Also, drugs that taste bad or that are acid-sensitive and that would destroy stomach acid can be administered using an enema. In the case of so-called hepatic encephalopathy, that is, brain damage caused by liver cirrhosis, a lactulose enema is often performed. The cause of the damage to the brain is ammonia in the blood, which the damaged liver can no longer break down. The lactulose contained in the rinsing liquid is supposed to bind this ammonia so that it can then be excreted more easily.
A Resonium enema, on the other hand, is performed in acute or chronic renal insufficiency. The damaged kidneys can no longer excrete sufficient potassium. Resonium is a drug that is used to exchange potassium ions for sodium ions. It is used by means of a single enema. It must remain in the patient's anus for between four and ten hours for optimal effect. If this is not possible, the application must be repeated.
Enemas can also be used to reduce fever. This used to be a common procedure, but it has apparently gone out of fashion. For the antipyretic enema, lukewarm water is mixed with a pinch of salt and rinsed into the intestine. The amount of liquid should be up to 100ml for infants, up to 250ml for small children and between 500 and 600ml for older children and adults. This technique can lower the fever by about one degree.

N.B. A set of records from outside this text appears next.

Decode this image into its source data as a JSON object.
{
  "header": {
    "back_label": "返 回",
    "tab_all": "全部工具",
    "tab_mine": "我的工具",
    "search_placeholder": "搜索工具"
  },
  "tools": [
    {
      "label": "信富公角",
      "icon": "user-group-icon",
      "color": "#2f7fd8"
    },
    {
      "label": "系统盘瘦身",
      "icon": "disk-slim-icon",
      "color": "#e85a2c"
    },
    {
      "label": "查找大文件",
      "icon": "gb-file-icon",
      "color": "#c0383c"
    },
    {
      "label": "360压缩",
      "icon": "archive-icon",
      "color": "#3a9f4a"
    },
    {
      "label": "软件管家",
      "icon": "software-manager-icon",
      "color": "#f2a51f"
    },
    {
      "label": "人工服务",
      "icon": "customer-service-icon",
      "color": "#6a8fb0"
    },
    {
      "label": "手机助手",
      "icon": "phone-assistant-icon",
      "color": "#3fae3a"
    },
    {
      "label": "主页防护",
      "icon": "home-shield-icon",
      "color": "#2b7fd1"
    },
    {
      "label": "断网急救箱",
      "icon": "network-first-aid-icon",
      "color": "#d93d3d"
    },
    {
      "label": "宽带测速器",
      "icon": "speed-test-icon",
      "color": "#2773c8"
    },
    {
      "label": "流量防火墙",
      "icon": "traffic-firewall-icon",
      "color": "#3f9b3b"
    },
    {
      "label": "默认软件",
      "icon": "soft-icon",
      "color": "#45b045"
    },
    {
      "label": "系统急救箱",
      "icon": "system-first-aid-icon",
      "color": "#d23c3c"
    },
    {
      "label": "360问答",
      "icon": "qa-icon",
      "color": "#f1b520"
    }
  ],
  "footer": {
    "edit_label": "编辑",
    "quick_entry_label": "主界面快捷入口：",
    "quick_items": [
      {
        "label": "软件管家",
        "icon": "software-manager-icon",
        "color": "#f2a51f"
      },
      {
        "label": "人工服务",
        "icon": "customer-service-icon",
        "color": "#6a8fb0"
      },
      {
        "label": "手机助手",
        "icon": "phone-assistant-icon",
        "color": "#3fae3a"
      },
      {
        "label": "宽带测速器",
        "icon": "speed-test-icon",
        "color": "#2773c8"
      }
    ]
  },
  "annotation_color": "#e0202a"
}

An enema can be used not only for therapeutic but also for diagnostic purposes. To do this, a contrast agent is added to the rinsing liquid. This then reaches the patient's large intestine via the anus and is distributed there. This is followed by another rinse to empty the bowel and remove excess contrast medium. The intestine is stretched through air insufflation, i.e. the blowing in of air.
In the following x-ray examination, the colon can now be shown on the x-ray. Enemas are also given to diagnose faecal incontinence. The amount of fluid that can be filled in until it exits through the anus muscle is measured. In a further experiment, 500 ml of liquid are filled into the rectum and the time is measured that the patient can consciously hold the substance before defecation occurs.
If there is an intestinal obstruction or acute abdominal disease, an enema should not be performed or should only be performed under the detailed instruction of a doctor. Caution should also be exercised in the case of congenital malformations of the anus, hemorrhoids, pregnancy and chronic inflammatory bowel diseases such as Crohn's disease or ulcerative colitis.
Too high or too low a temperature of the rinsing liquid can cause scalds or cramps in the bowel. If the irrigation devices are used improperly, there is a risk of injury to the intestinal wall or the anus.
It is essential to ensure that the flushing liquid is harmless. Too high an alcohol or acid content irritates the intestinal mucosa. Chamomile tea, which was previously often used for enemas in inflammatory bowel diseases, is not recommended as a rinsing liquid. Asthmatics or allergy sufferers are at risk of anaphylactic shock. In the worst case, this can be fatal. Enemas that are performed too often can also damage the intestinal flora.